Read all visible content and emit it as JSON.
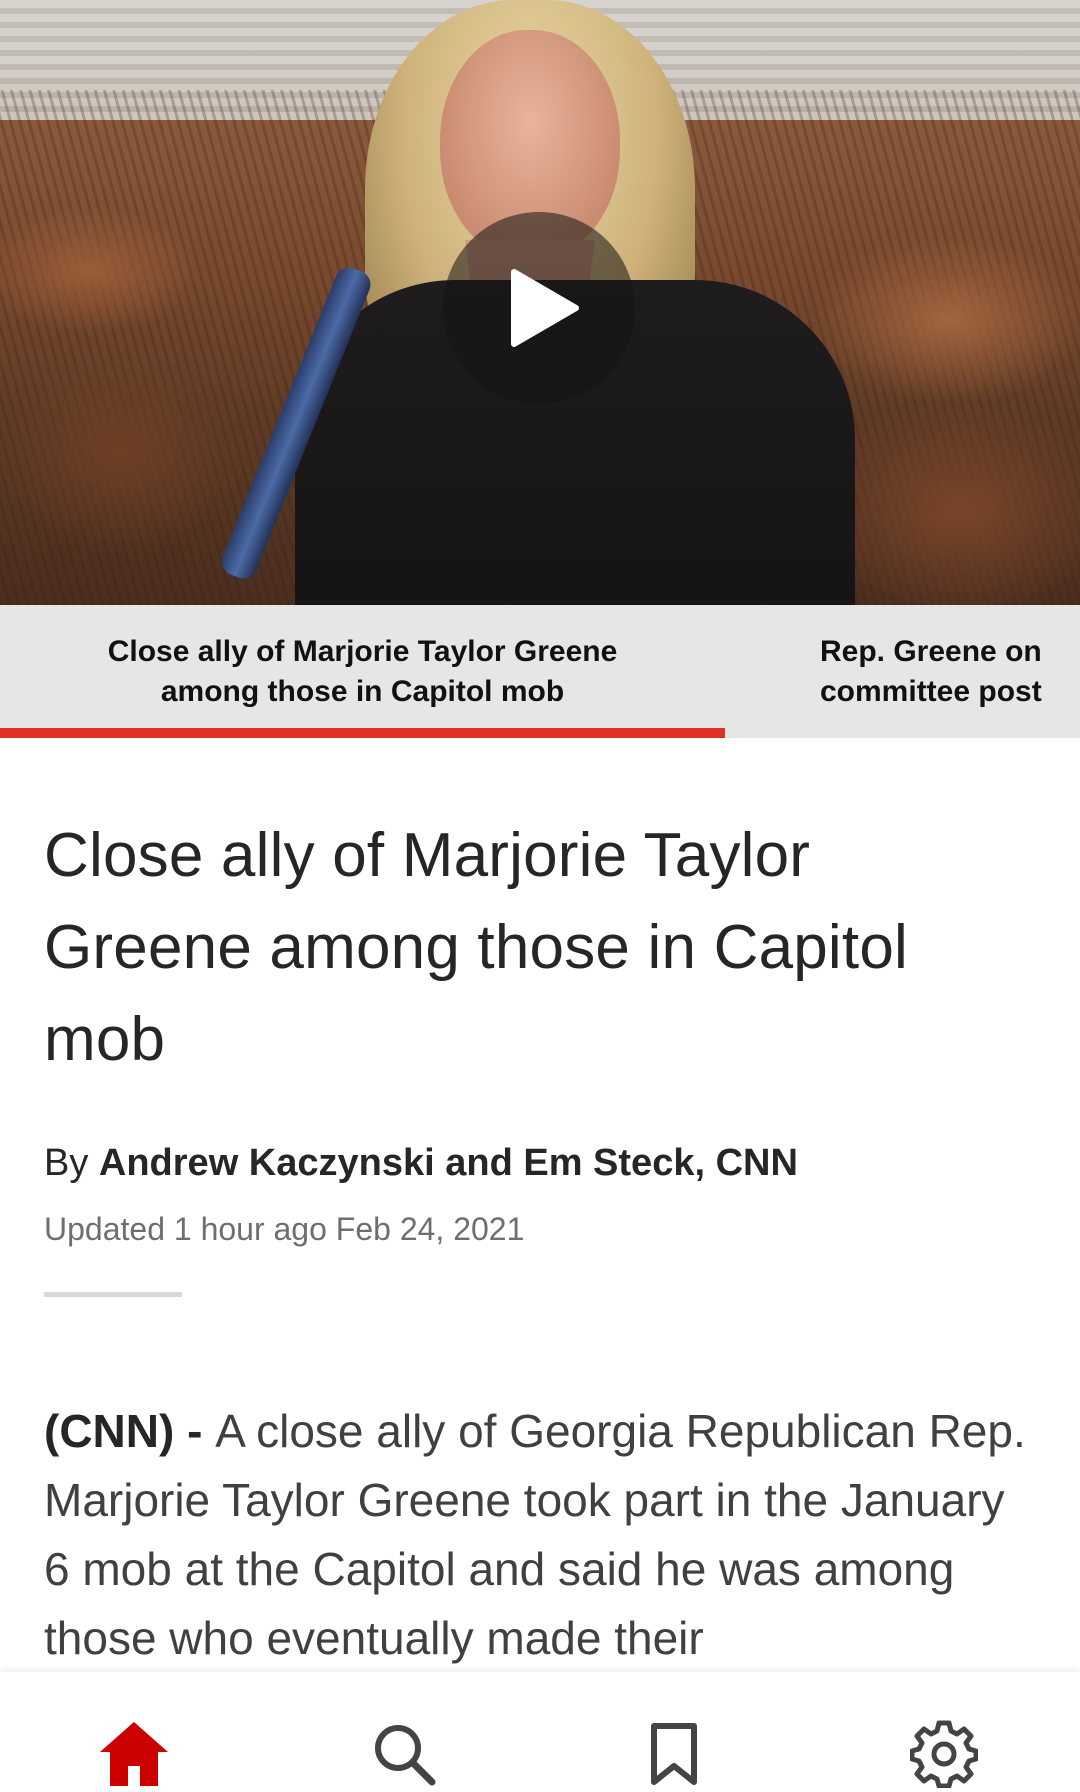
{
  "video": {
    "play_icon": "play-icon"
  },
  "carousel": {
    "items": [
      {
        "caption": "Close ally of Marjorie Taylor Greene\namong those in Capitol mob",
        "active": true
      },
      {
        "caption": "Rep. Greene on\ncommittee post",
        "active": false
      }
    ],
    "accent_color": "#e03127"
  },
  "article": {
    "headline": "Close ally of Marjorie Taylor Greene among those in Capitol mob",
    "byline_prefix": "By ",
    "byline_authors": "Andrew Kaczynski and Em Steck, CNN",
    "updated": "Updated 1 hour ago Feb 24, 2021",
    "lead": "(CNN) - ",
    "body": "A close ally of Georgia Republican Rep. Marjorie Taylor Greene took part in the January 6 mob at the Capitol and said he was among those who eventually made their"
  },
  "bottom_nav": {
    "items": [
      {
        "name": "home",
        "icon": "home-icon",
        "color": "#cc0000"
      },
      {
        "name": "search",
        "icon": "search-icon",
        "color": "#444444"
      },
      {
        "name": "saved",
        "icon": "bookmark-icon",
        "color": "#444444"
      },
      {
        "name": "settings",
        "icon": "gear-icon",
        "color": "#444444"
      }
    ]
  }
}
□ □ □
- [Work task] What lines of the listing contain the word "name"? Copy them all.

- [Answer for this exercise]
        "name": "home",
        "name": "search",
        "name": "saved",
        "name": "settings",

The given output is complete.